» **Work instruction**
Copy the records that follow exactly as written, but not their pictures.
=======
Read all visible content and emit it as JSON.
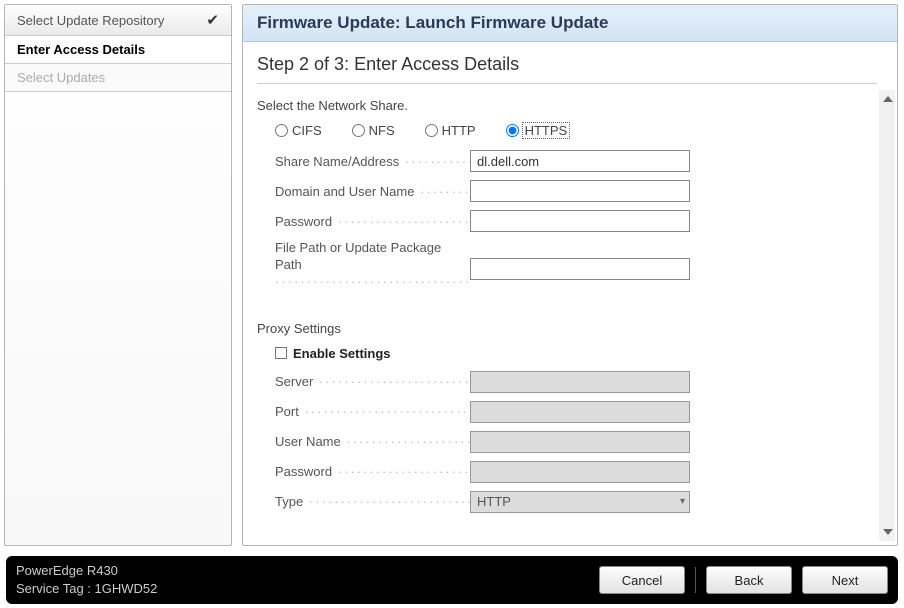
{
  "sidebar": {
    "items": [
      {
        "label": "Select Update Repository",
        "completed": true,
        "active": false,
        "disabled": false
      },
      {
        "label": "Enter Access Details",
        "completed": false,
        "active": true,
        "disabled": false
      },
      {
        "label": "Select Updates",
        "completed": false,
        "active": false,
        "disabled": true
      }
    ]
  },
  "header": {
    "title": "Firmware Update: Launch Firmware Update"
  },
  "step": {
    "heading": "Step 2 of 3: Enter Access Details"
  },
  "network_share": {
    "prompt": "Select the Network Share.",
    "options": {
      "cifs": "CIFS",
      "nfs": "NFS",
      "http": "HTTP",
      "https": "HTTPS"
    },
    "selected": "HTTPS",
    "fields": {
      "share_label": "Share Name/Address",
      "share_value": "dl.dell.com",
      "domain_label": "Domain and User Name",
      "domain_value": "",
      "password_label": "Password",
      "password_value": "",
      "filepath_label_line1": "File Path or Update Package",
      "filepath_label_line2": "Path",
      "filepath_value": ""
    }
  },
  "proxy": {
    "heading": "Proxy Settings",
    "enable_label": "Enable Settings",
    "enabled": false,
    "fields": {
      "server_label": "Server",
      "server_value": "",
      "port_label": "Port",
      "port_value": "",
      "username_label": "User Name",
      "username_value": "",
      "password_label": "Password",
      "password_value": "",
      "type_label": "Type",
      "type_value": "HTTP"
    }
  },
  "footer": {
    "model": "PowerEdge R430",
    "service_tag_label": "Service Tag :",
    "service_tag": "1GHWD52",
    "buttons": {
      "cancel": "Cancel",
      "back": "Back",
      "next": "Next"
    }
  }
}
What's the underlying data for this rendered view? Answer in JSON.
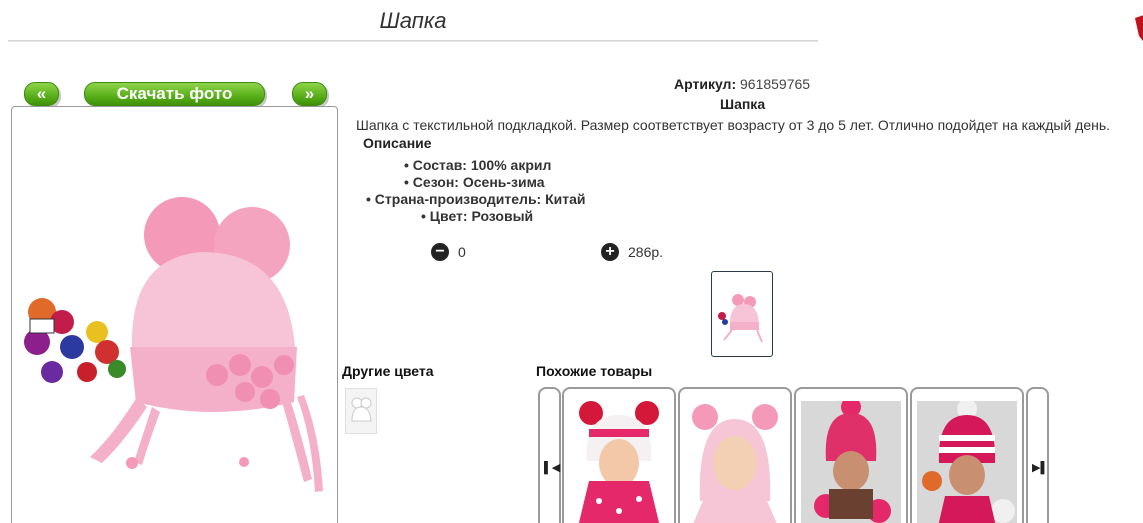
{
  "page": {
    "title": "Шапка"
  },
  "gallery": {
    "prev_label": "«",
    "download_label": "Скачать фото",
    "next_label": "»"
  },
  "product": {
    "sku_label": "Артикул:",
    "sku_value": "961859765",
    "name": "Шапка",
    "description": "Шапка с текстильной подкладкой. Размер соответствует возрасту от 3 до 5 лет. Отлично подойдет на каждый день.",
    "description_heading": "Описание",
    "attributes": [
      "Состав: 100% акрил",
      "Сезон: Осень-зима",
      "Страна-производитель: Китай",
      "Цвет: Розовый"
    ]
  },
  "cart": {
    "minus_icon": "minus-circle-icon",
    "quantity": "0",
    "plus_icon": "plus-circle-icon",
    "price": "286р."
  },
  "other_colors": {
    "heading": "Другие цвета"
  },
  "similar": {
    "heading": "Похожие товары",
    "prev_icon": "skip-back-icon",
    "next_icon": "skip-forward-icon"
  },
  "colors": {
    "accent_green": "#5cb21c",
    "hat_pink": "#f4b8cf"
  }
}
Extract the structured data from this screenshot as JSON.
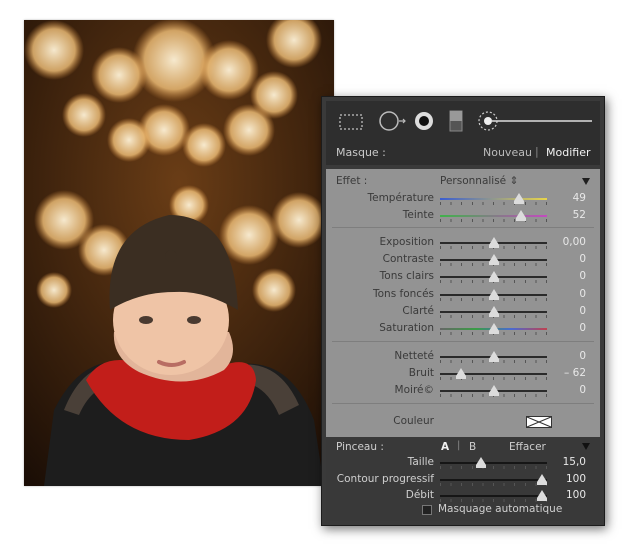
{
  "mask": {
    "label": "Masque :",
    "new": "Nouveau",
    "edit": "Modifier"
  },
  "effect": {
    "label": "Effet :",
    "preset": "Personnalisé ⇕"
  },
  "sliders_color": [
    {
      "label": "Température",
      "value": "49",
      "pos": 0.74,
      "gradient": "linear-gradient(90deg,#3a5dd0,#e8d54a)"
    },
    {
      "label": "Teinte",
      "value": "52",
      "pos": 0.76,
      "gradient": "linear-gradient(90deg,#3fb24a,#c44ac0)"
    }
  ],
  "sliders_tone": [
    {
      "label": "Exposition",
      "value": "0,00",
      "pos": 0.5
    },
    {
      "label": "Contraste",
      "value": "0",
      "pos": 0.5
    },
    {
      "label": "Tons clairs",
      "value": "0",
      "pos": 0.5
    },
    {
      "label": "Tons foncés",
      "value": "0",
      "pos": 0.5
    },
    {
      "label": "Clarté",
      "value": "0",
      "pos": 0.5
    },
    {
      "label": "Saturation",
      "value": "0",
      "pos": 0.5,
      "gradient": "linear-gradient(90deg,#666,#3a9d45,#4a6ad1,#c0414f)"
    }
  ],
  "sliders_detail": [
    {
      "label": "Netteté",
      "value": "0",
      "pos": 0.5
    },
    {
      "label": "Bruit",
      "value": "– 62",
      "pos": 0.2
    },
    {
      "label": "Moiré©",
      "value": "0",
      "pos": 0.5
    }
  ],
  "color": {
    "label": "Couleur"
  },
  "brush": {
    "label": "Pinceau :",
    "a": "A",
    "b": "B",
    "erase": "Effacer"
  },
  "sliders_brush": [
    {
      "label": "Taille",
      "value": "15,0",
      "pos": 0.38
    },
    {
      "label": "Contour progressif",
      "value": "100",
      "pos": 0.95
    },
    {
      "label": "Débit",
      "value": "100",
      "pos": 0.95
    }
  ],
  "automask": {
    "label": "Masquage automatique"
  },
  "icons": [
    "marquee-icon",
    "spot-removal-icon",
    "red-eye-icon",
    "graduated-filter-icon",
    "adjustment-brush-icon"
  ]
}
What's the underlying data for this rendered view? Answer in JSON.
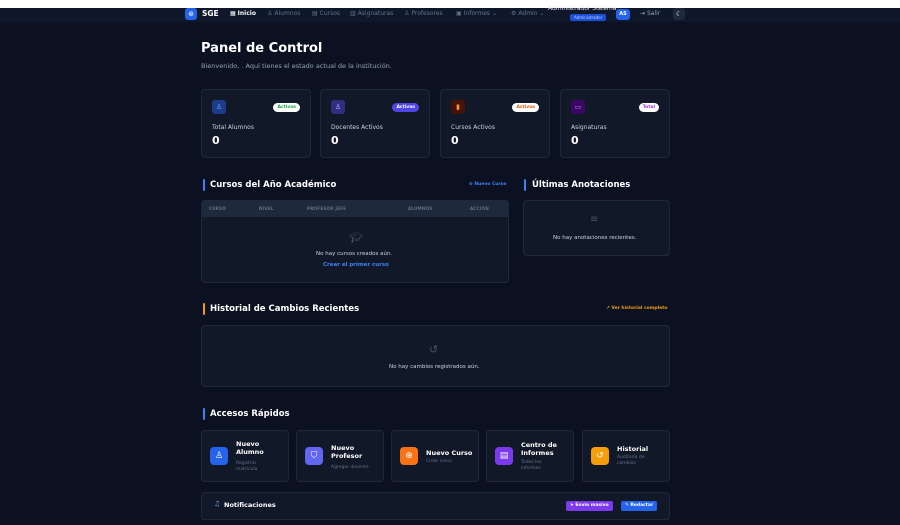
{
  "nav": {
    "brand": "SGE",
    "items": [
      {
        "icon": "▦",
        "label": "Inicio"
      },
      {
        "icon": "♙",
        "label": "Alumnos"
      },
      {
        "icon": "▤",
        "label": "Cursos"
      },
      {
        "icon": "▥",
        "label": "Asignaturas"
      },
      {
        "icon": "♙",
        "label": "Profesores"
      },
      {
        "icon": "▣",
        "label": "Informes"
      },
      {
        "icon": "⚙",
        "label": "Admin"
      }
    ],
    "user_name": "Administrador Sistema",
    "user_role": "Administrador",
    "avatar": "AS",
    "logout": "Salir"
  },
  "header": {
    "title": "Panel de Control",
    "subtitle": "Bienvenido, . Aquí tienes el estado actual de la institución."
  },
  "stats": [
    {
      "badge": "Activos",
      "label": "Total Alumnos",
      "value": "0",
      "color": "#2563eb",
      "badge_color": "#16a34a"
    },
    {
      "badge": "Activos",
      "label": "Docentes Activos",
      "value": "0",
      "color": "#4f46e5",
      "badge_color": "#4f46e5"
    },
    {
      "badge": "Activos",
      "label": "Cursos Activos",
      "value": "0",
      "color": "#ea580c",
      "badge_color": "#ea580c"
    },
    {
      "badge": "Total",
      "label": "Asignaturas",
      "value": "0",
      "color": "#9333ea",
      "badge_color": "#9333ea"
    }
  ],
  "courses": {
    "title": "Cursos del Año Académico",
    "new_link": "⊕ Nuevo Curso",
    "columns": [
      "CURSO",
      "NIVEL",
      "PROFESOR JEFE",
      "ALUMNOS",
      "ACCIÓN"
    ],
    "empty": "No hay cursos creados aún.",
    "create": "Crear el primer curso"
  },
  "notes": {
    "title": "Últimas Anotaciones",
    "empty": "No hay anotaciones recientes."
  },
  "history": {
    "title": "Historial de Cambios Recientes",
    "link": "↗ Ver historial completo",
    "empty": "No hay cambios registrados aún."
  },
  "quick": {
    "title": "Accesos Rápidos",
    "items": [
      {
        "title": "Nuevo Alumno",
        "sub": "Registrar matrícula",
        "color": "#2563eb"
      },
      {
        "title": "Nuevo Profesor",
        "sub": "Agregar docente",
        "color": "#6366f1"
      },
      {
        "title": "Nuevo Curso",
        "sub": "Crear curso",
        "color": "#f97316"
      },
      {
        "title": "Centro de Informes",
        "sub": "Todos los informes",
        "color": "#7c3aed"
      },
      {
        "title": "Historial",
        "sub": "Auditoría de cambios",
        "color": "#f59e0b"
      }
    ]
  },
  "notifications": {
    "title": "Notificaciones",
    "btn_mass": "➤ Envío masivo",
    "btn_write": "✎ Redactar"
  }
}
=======
» **Your response**
Read all visible content and emit it as JSON.
{
  "sidebar": {
    "items": [
      {
        "label": "Select Update Repository",
        "completed": true,
        "active": false,
        "disabled": false
      },
      {
        "label": "Enter Access Details",
        "completed": false,
        "active": true,
        "disabled": false
      },
      {
        "label": "Select Updates",
        "completed": false,
        "active": false,
        "disabled": true
      }
    ]
  },
  "header": {
    "title": "Firmware Update: Launch Firmware Update"
  },
  "step": {
    "heading": "Step 2 of 3: Enter Access Details"
  },
  "network_share": {
    "prompt": "Select the Network Share.",
    "options": {
      "cifs": "CIFS",
      "nfs": "NFS",
      "http": "HTTP",
      "https": "HTTPS"
    },
    "selected": "HTTPS",
    "fields": {
      "share_label": "Share Name/Address",
      "share_value": "dl.dell.com",
      "domain_label": "Domain and User Name",
      "domain_value": "",
      "password_label": "Password",
      "password_value": "",
      "filepath_label_line1": "File Path or Update Package",
      "filepath_label_line2": "Path",
      "filepath_value": ""
    }
  },
  "proxy": {
    "heading": "Proxy Settings",
    "enable_label": "Enable Settings",
    "enabled": false,
    "fields": {
      "server_label": "Server",
      "server_value": "",
      "port_label": "Port",
      "port_value": "",
      "username_label": "User Name",
      "username_value": "",
      "password_label": "Password",
      "password_value": "",
      "type_label": "Type",
      "type_value": "HTTP"
    }
  },
  "footer": {
    "model": "PowerEdge R430",
    "service_tag_label": "Service Tag :",
    "service_tag": "1GHWD52",
    "buttons": {
      "cancel": "Cancel",
      "back": "Back",
      "next": "Next"
    }
  }
}
What's the underlying data for this rendered view? Answer in JSON.
{
  "page": {
    "title": "Шапка"
  },
  "gallery": {
    "prev_label": "«",
    "download_label": "Скачать фото",
    "next_label": "»"
  },
  "product": {
    "sku_label": "Артикул:",
    "sku_value": "961859765",
    "name": "Шапка",
    "description": "Шапка с текстильной подкладкой. Размер соответствует возрасту от 3 до 5 лет. Отлично подойдет на каждый день.",
    "description_heading": "Описание",
    "attributes": [
      "Состав: 100% акрил",
      "Сезон: Осень-зима",
      "Страна-производитель: Китай",
      "Цвет: Розовый"
    ]
  },
  "cart": {
    "minus_icon": "minus-circle-icon",
    "quantity": "0",
    "plus_icon": "plus-circle-icon",
    "price": "286р."
  },
  "other_colors": {
    "heading": "Другие цвета"
  },
  "similar": {
    "heading": "Похожие товары",
    "prev_icon": "skip-back-icon",
    "next_icon": "skip-forward-icon"
  },
  "colors": {
    "accent_green": "#5cb21c",
    "hat_pink": "#f4b8cf"
  }
}
Extract the structured data from this screenshot as JSON.
{
  "mask": {
    "label": "Masque :",
    "new": "Nouveau",
    "edit": "Modifier"
  },
  "effect": {
    "label": "Effet :",
    "preset": "Personnalisé ⇕"
  },
  "sliders_color": [
    {
      "label": "Température",
      "value": "49",
      "pos": 0.74,
      "gradient": "linear-gradient(90deg,#3a5dd0,#e8d54a)"
    },
    {
      "label": "Teinte",
      "value": "52",
      "pos": 0.76,
      "gradient": "linear-gradient(90deg,#3fb24a,#c44ac0)"
    }
  ],
  "sliders_tone": [
    {
      "label": "Exposition",
      "value": "0,00",
      "pos": 0.5
    },
    {
      "label": "Contraste",
      "value": "0",
      "pos": 0.5
    },
    {
      "label": "Tons clairs",
      "value": "0",
      "pos": 0.5
    },
    {
      "label": "Tons foncés",
      "value": "0",
      "pos": 0.5
    },
    {
      "label": "Clarté",
      "value": "0",
      "pos": 0.5
    },
    {
      "label": "Saturation",
      "value": "0",
      "pos": 0.5,
      "gradient": "linear-gradient(90deg,#666,#3a9d45,#4a6ad1,#c0414f)"
    }
  ],
  "sliders_detail": [
    {
      "label": "Netteté",
      "value": "0",
      "pos": 0.5
    },
    {
      "label": "Bruit",
      "value": "– 62",
      "pos": 0.2
    },
    {
      "label": "Moiré©",
      "value": "0",
      "pos": 0.5
    }
  ],
  "color": {
    "label": "Couleur"
  },
  "brush": {
    "label": "Pinceau :",
    "a": "A",
    "b": "B",
    "erase": "Effacer"
  },
  "sliders_brush": [
    {
      "label": "Taille",
      "value": "15,0",
      "pos": 0.38
    },
    {
      "label": "Contour progressif",
      "value": "100",
      "pos": 0.95
    },
    {
      "label": "Débit",
      "value": "100",
      "pos": 0.95
    }
  ],
  "automask": {
    "label": "Masquage automatique"
  },
  "icons": [
    "marquee-icon",
    "spot-removal-icon",
    "red-eye-icon",
    "graduated-filter-icon",
    "adjustment-brush-icon"
  ]
}
What's the underlying data for this rendered view? Answer in JSON.
{
  "nav": {
    "brand": "SGE",
    "items": [
      {
        "icon": "▦",
        "label": "Inicio"
      },
      {
        "icon": "♙",
        "label": "Alumnos"
      },
      {
        "icon": "▤",
        "label": "Cursos"
      },
      {
        "icon": "▥",
        "label": "Asignaturas"
      },
      {
        "icon": "♙",
        "label": "Profesores"
      },
      {
        "icon": "▣",
        "label": "Informes"
      },
      {
        "icon": "⚙",
        "label": "Admin"
      }
    ],
    "user_name": "Administrador Sistema",
    "user_role": "Administrador",
    "avatar": "AS",
    "logout": "Salir"
  },
  "header": {
    "title": "Panel de Control",
    "subtitle": "Bienvenido, . Aquí tienes el estado actual de la institución."
  },
  "stats": [
    {
      "badge": "Activos",
      "label": "Total Alumnos",
      "value": "0",
      "color": "#2563eb",
      "badge_color": "#16a34a"
    },
    {
      "badge": "Activos",
      "label": "Docentes Activos",
      "value": "0",
      "color": "#4f46e5",
      "badge_color": "#4f46e5"
    },
    {
      "badge": "Activos",
      "label": "Cursos Activos",
      "value": "0",
      "color": "#ea580c",
      "badge_color": "#ea580c"
    },
    {
      "badge": "Total",
      "label": "Asignaturas",
      "value": "0",
      "color": "#9333ea",
      "badge_color": "#9333ea"
    }
  ],
  "courses": {
    "title": "Cursos del Año Académico",
    "new_link": "⊕ Nuevo Curso",
    "columns": [
      "CURSO",
      "NIVEL",
      "PROFESOR JEFE",
      "ALUMNOS",
      "ACCIÓN"
    ],
    "empty": "No hay cursos creados aún.",
    "create": "Crear el primer curso"
  },
  "notes": {
    "title": "Últimas Anotaciones",
    "empty": "No hay anotaciones recientes."
  },
  "history": {
    "title": "Historial de Cambios Recientes",
    "link": "↗ Ver historial completo",
    "empty": "No hay cambios registrados aún."
  },
  "quick": {
    "title": "Accesos Rápidos",
    "items": [
      {
        "title": "Nuevo Alumno",
        "sub": "Registrar matrícula",
        "color": "#2563eb"
      },
      {
        "title": "Nuevo Profesor",
        "sub": "Agregar docente",
        "color": "#6366f1"
      },
      {
        "title": "Nuevo Curso",
        "sub": "Crear curso",
        "color": "#f97316"
      },
      {
        "title": "Centro de Informes",
        "sub": "Todos los informes",
        "color": "#7c3aed"
      },
      {
        "title": "Historial",
        "sub": "Auditoría de cambios",
        "color": "#f59e0b"
      }
    ]
  },
  "notifications": {
    "title": "Notificaciones",
    "btn_mass": "➤ Envío masivo",
    "btn_write": "✎ Redactar"
  }
}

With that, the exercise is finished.